··· Data records

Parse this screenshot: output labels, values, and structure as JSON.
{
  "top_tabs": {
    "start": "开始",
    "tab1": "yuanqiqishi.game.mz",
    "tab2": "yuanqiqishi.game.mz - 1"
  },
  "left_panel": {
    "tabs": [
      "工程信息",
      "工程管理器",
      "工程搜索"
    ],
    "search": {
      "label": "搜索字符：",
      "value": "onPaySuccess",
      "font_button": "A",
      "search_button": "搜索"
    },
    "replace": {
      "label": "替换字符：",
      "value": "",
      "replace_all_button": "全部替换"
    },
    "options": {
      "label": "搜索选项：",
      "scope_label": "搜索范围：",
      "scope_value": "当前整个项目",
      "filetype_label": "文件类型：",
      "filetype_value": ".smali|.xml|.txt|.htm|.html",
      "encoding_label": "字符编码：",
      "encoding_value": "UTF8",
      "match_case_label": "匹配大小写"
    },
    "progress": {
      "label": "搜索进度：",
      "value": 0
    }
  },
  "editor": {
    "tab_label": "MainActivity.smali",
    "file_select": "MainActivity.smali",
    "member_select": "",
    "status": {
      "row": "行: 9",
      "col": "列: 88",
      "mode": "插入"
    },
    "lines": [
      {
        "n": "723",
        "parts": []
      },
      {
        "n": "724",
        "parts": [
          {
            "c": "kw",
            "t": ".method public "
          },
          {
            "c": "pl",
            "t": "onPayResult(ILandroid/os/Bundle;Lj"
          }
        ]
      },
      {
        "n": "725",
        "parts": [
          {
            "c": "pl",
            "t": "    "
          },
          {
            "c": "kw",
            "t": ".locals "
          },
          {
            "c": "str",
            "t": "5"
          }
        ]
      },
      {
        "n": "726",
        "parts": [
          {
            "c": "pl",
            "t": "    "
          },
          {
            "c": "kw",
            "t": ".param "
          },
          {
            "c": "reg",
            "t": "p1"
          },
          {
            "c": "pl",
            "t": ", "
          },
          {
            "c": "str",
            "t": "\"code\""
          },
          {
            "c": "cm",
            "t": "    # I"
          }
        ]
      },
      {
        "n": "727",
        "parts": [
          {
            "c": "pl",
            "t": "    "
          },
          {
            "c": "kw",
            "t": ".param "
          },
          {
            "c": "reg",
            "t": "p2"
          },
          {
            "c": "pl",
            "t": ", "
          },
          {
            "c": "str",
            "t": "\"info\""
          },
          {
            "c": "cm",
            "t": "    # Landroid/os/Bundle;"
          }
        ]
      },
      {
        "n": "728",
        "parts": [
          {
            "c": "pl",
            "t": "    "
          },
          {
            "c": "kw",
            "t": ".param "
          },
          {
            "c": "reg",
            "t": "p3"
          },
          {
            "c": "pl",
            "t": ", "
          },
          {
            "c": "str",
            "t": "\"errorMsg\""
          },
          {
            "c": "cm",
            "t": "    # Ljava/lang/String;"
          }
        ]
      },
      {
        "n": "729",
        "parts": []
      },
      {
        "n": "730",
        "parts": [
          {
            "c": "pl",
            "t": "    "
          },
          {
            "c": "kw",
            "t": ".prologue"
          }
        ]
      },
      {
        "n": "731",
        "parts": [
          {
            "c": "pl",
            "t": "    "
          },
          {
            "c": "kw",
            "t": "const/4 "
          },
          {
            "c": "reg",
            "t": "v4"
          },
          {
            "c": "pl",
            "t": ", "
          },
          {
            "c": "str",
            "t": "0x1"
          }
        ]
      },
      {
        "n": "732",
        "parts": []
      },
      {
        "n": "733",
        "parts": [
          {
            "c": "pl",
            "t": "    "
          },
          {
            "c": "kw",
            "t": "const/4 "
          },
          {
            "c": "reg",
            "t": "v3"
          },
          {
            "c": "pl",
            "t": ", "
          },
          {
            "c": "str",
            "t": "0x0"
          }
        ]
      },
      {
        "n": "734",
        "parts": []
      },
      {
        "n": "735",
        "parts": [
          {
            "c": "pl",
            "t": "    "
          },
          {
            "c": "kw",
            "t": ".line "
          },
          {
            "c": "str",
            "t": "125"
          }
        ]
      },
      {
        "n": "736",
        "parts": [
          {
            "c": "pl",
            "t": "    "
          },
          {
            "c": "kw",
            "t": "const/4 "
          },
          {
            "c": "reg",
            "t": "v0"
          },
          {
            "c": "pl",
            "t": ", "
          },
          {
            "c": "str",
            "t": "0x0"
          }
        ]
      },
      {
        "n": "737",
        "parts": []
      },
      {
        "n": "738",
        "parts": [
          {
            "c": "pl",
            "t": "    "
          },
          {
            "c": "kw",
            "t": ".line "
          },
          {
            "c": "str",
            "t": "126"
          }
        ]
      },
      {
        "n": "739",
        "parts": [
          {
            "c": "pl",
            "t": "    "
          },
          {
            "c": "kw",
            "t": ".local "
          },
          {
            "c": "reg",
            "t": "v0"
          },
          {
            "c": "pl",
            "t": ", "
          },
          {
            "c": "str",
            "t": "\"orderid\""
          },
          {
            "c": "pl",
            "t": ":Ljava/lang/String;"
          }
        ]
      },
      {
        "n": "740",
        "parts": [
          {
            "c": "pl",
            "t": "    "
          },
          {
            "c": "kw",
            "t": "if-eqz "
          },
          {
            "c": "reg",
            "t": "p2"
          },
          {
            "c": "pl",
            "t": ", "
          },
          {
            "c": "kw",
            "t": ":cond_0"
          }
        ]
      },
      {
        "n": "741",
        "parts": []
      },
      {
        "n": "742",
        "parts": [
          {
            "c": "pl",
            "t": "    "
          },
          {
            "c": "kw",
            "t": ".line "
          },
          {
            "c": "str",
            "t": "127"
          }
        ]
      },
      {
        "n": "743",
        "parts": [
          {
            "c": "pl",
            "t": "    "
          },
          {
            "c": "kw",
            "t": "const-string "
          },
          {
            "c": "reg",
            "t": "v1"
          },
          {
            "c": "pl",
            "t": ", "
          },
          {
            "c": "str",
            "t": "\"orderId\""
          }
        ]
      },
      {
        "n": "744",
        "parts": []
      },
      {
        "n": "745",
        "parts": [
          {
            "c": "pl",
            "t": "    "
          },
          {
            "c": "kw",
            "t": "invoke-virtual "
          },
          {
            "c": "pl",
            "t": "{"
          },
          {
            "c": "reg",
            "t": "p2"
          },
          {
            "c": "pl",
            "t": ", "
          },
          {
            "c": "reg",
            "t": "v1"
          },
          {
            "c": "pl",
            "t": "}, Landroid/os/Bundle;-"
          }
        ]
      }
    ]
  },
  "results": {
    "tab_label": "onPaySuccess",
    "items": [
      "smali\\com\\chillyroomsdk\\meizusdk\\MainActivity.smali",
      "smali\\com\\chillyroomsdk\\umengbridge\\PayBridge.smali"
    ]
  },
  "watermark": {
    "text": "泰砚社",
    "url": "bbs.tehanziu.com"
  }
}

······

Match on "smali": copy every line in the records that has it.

Output for this exercise ::
      "filetype_value": ".smali|.xml|.txt|.htm|.html",
    "tab_label": "MainActivity.smali",
    "file_select": "MainActivity.smali",
      "smali\\com\\chillyroomsdk\\meizusdk\\MainActivity.smali",
      "smali\\com\\chillyroomsdk\\umengbridge\\PayBridge.smali"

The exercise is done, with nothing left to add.